■ **Problem**: Look through the data below. Collect every line where the word "exPy" occurs.

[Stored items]
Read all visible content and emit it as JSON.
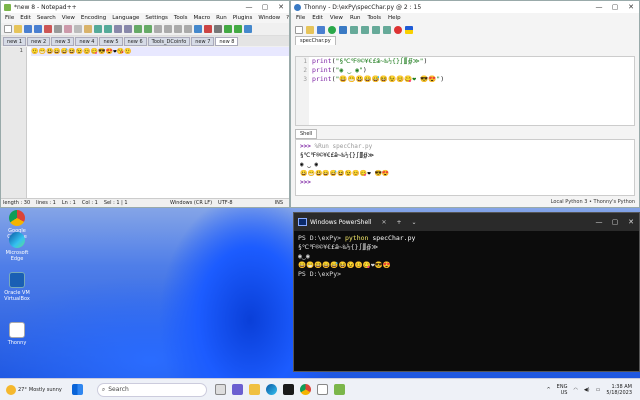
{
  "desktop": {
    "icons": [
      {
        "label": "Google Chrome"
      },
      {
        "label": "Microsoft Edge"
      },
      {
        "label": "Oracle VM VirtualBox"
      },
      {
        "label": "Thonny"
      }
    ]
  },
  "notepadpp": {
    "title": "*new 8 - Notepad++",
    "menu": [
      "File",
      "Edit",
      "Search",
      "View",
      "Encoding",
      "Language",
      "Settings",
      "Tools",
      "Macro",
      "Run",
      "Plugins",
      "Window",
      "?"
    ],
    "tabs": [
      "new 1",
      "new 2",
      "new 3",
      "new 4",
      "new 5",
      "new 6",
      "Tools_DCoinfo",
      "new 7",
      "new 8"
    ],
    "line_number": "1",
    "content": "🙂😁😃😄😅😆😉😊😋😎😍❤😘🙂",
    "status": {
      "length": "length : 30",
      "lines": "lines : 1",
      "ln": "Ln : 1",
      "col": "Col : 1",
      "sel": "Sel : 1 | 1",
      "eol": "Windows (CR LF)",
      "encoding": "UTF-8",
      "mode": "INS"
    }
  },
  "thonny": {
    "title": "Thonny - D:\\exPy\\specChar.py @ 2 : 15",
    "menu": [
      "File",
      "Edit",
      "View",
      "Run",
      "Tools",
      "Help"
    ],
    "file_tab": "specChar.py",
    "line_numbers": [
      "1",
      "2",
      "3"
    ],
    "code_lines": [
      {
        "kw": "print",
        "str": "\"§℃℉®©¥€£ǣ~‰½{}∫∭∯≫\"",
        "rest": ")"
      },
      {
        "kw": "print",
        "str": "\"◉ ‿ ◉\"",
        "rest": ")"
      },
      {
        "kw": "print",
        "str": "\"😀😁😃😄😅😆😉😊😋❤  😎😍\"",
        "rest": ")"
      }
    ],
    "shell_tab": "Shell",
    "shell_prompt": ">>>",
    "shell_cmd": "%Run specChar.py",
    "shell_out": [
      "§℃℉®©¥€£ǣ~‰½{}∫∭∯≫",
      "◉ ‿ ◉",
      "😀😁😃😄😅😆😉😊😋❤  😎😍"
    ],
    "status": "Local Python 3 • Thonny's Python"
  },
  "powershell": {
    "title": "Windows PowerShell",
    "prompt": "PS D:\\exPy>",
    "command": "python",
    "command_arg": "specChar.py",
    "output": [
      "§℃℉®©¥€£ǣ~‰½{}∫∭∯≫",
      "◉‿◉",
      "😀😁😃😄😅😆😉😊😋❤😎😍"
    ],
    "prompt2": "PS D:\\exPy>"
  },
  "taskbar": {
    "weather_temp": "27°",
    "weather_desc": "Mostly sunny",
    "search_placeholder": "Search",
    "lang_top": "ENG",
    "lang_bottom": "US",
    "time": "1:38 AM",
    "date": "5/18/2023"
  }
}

■ **Result below**:
    "title": "Thonny - D:\\exPy\\specChar.py @ 2 : 15",
    "prompt": "PS D:\\exPy>",
    "prompt2": "PS D:\\exPy>"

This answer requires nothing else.